I read a disturbing fact recently  about wasted food – almost 40 percent of the food produced in the USA is wasted between the time is is grown and harvested  and then spoils or goes uneaten.

Homesteaders and farmers are close to the land. We grow a lot of what we eat.  And precious money that is spent on food results in food that is carefully chosen and protected before being used.

Food doesn’t necessarily have to be consumed the same way it was prepared.  In other words, transform those leftovers! For instance,  our Christmas dinner was a roasted ham, mashed potatoes and a variety of vegetables.  Today, it was transformed into honey fried ham and fried potato cakes for lunch.

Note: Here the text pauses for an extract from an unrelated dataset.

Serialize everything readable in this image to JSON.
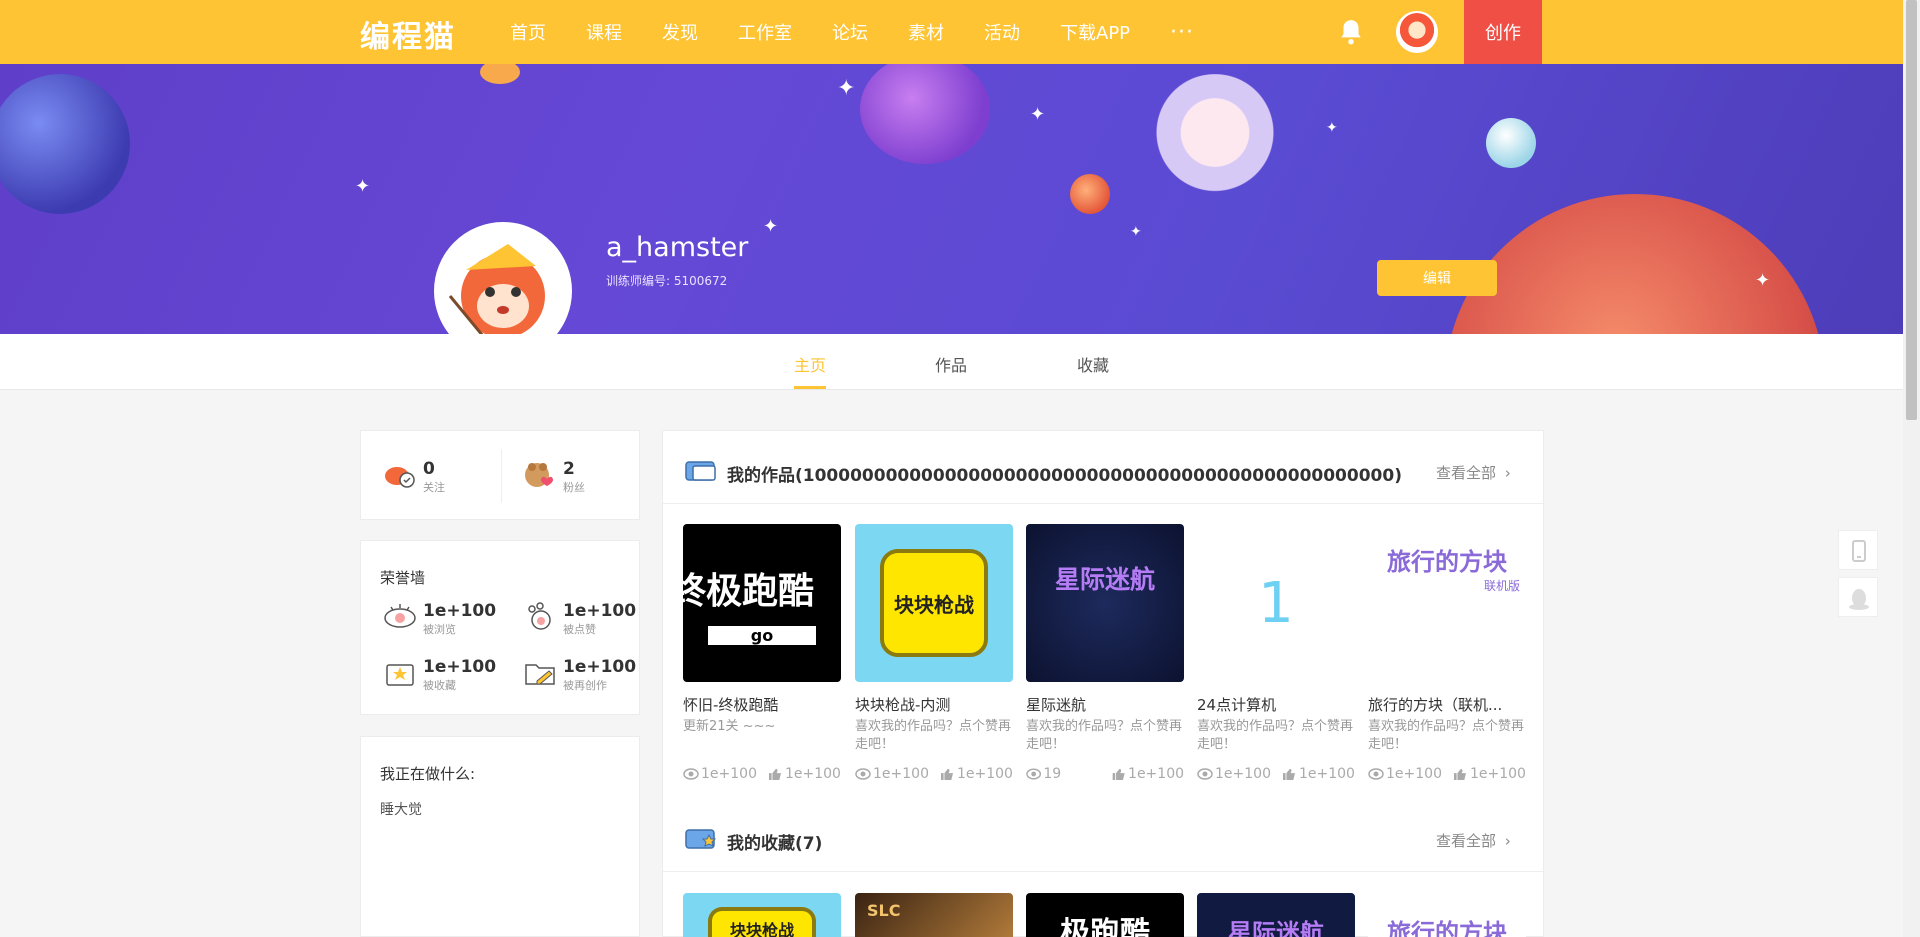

There are plenty of cookbooks written about using leftovers.  Eating things the same way the originally prepared may get boring, but making a new dish from leftovers can be an art.  Food is transformed from one stage to entirely new level.

Easy simple ways to use up food:  put bits of meat and vegetables into a soup or stew, make a vegetable hash or stir fry, turn already cooked pork or beef into shredded, barbecued sandwiches.  Blend veggies into a sauce. Turn leftover pot roast or roast beef into hot meat open faced sandwiches.  Take stale bread and make bread pudding for dessert or croutons for salad, or whir up in the food processor and make bread crumbs.  Use your imagination.  Next time you reach for a condiment or ingredient, ask yourself, could I be making this?

I save left over vegetables in the freezer.  I  have a container in which a tablespoon of this or a quarter cup of that just gets dumped in.  When it’s full, I have enough for soup or stew or potpie or fritatta.

If you can’t use the food up right away, preserve it.  Wrap up tightly and eliminate as much air as possible and stick it in the freezer.  Use a vacuum sealer if you have it.  If it’s food that can be canned, and you have the pressure canner to do it,  can it up for another meal on a day when you don’t have time to cook.  Roast bones and chicken carcasses, then make broth for cooking or soup.

Despite your best efforts, some food may get old.  I put all vegetable scraps into my compost pile, where it can turn into a wonder supplement for my garden.  If you have chickens or pigs, most likely they will eat it.  If I have meat, bones or fat scraps, the feral cats and raccoons will love it.

Making the effort to not waste food may seem difficult at first, but it’s better for the planet, and ourselves, to use nutritious food while it is still good and can be used, rather than let it go to waste. Not to mention it saves money!